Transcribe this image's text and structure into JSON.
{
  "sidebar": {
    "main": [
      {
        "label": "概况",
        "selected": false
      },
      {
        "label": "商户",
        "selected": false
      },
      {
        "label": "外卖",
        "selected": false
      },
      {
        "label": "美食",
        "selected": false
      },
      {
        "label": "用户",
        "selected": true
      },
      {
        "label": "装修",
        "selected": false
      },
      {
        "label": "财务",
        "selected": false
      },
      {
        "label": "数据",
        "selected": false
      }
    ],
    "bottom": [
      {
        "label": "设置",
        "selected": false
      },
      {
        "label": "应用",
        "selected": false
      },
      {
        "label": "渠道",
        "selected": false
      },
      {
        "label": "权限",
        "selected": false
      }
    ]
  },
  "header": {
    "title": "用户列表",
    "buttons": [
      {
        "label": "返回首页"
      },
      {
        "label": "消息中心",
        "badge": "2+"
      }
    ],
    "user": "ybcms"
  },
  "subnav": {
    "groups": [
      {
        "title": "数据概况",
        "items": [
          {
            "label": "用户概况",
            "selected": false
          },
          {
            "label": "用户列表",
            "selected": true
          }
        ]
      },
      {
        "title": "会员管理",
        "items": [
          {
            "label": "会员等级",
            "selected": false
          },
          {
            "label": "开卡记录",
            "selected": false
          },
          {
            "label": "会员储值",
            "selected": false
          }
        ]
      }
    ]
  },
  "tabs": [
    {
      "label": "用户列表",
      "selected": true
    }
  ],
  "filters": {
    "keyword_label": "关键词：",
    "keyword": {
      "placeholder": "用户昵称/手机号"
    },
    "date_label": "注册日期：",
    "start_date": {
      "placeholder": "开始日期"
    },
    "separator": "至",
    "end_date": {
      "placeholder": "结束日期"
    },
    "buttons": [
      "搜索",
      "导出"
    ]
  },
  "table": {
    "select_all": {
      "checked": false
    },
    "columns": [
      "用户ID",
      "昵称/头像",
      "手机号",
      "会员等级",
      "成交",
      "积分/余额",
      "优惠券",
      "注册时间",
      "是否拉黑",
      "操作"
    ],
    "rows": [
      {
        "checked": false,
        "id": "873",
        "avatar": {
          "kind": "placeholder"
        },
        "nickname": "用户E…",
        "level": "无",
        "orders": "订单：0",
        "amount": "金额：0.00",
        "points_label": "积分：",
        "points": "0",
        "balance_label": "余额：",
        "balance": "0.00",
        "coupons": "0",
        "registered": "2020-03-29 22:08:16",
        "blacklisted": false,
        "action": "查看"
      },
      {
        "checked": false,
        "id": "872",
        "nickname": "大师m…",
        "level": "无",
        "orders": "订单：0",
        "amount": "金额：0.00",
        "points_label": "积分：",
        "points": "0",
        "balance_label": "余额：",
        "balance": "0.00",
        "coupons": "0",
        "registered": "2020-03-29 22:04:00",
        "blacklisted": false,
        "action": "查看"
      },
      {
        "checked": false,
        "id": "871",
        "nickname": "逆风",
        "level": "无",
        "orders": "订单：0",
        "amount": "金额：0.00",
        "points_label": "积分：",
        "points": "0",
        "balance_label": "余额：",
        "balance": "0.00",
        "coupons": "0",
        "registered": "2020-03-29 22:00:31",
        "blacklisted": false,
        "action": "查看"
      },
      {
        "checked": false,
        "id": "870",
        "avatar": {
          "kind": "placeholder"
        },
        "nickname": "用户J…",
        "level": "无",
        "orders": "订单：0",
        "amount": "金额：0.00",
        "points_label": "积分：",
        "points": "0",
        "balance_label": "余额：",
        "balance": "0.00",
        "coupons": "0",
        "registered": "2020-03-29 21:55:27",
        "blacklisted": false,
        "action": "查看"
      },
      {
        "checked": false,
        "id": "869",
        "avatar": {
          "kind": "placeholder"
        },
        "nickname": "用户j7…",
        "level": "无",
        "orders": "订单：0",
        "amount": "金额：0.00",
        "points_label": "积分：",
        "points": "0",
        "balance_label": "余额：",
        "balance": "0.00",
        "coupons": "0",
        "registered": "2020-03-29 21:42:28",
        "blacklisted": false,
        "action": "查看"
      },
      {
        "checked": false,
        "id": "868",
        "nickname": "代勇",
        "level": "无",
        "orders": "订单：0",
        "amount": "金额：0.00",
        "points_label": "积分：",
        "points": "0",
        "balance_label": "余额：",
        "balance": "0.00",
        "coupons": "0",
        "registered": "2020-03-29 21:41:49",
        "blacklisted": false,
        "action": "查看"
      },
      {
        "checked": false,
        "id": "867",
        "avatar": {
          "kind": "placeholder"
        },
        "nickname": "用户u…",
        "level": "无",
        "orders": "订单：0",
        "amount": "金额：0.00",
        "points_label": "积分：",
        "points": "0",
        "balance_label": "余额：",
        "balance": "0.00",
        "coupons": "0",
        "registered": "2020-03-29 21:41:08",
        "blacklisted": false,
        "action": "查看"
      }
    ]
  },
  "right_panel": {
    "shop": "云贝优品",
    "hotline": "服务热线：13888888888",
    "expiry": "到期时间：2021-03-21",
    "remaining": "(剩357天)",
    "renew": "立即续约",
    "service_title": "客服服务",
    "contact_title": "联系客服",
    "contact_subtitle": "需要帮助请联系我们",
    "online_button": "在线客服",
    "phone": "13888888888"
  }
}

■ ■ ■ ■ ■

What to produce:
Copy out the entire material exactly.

Response area:
Transcribe this image's text and structure into JSON.
{
  "sidebar": {
    "main": [
      {
        "label": "概况",
        "selected": false
      },
      {
        "label": "商户",
        "selected": false
      },
      {
        "label": "外卖",
        "selected": false
      },
      {
        "label": "美食",
        "selected": false
      },
      {
        "label": "用户",
        "selected": true
      },
      {
        "label": "装修",
        "selected": false
      },
      {
        "label": "财务",
        "selected": false
      },
      {
        "label": "数据",
        "selected": false
      }
    ],
    "bottom": [
      {
        "label": "设置",
        "selected": false
      },
      {
        "label": "应用",
        "selected": false
      },
      {
        "label": "渠道",
        "selected": false
      },
      {
        "label": "权限",
        "selected": false
      }
    ]
  },
  "header": {
    "title": "用户列表",
    "buttons": [
      {
        "label": "返回首页"
      },
      {
        "label": "消息中心",
        "badge": "2+"
      }
    ],
    "user": "ybcms"
  },
  "subnav": {
    "groups": [
      {
        "title": "数据概况",
        "items": [
          {
            "label": "用户概况",
            "selected": false
          },
          {
            "label": "用户列表",
            "selected": true
          }
        ]
      },
      {
        "title": "会员管理",
        "items": [
          {
            "label": "会员等级",
            "selected": false
          },
          {
            "label": "开卡记录",
            "selected": false
          },
          {
            "label": "会员储值",
            "selected": false
          }
        ]
      }
    ]
  },
  "tabs": [
    {
      "label": "用户列表",
      "selected": true
    }
  ],
  "filters": {
    "keyword_label": "关键词：",
    "keyword": {
      "placeholder": "用户昵称/手机号"
    },
    "date_label": "注册日期：",
    "start_date": {
      "placeholder": "开始日期"
    },
    "separator": "至",
    "end_date": {
      "placeholder": "结束日期"
    },
    "buttons": [
      "搜索",
      "导出"
    ]
  },
  "table": {
    "select_all": {
      "checked": false
    },
    "columns": [
      "用户ID",
      "昵称/头像",
      "手机号",
      "会员等级",
      "成交",
      "积分/余额",
      "优惠券",
      "注册时间",
      "是否拉黑",
      "操作"
    ],
    "rows": [
      {
        "checked": false,
        "id": "873",
        "avatar": {
          "kind": "placeholder"
        },
        "nickname": "用户E…",
        "level": "无",
        "orders": "订单：0",
        "amount": "金额：0.00",
        "points_label": "积分：",
        "points": "0",
        "balance_label": "余额：",
        "balance": "0.00",
        "coupons": "0",
        "registered": "2020-03-29 22:08:16",
        "blacklisted": false,
        "action": "查看"
      },
      {
        "checked": false,
        "id": "872",
        "nickname": "大师m…",
        "level": "无",
        "orders": "订单：0",
        "amount": "金额：0.00",
        "points_label": "积分：",
        "points": "0",
        "balance_label": "余额：",
        "balance": "0.00",
        "coupons": "0",
        "registered": "2020-03-29 22:04:00",
        "blacklisted": false,
        "action": "查看"
      },
      {
        "checked": false,
        "id": "871",
        "nickname": "逆风",
        "level": "无",
        "orders": "订单：0",
        "amount": "金额：0.00",
        "points_label": "积分：",
        "points": "0",
        "balance_label": "余额：",
        "balance": "0.00",
        "coupons": "0",
        "registered": "2020-03-29 22:00:31",
        "blacklisted": false,
        "action": "查看"
      },
      {
        "checked": false,
        "id": "870",
        "avatar": {
          "kind": "placeholder"
        },
        "nickname": "用户J…",
        "level": "无",
        "orders": "订单：0",
        "amount": "金额：0.00",
        "points_label": "积分：",
        "points": "0",
        "balance_label": "余额：",
        "balance": "0.00",
        "coupons": "0",
        "registered": "2020-03-29 21:55:27",
        "blacklisted": false,
        "action": "查看"
      },
      {
        "checked": false,
        "id": "869",
        "avatar": {
          "kind": "placeholder"
        },
        "nickname": "用户j7…",
        "level": "无",
        "orders": "订单：0",
        "amount": "金额：0.00",
        "points_label": "积分：",
        "points": "0",
        "balance_label": "余额：",
        "balance": "0.00",
        "coupons": "0",
        "registered": "2020-03-29 21:42:28",
        "blacklisted": false,
        "action": "查看"
      },
      {
        "checked": false,
        "id": "868",
        "nickname": "代勇",
        "level": "无",
        "orders": "订单：0",
        "amount": "金额：0.00",
        "points_label": "积分：",
        "points": "0",
        "balance_label": "余额：",
        "balance": "0.00",
        "coupons": "0",
        "registered": "2020-03-29 21:41:49",
        "blacklisted": false,
        "action": "查看"
      },
      {
        "checked": false,
        "id": "867",
        "avatar": {
          "kind": "placeholder"
        },
        "nickname": "用户u…",
        "level": "无",
        "orders": "订单：0",
        "amount": "金额：0.00",
        "points_label": "积分：",
        "points": "0",
        "balance_label": "余额：",
        "balance": "0.00",
        "coupons": "0",
        "registered": "2020-03-29 21:41:08",
        "blacklisted": false,
        "action": "查看"
      }
    ]
  },
  "right_panel": {
    "shop": "云贝优品",
    "hotline": "服务热线：13888888888",
    "expiry": "到期时间：2021-03-21",
    "remaining": "(剩357天)",
    "renew": "立即续约",
    "service_title": "客服服务",
    "contact_title": "联系客服",
    "contact_subtitle": "需要帮助请联系我们",
    "online_button": "在线客服",
    "phone": "13888888888"
  }
}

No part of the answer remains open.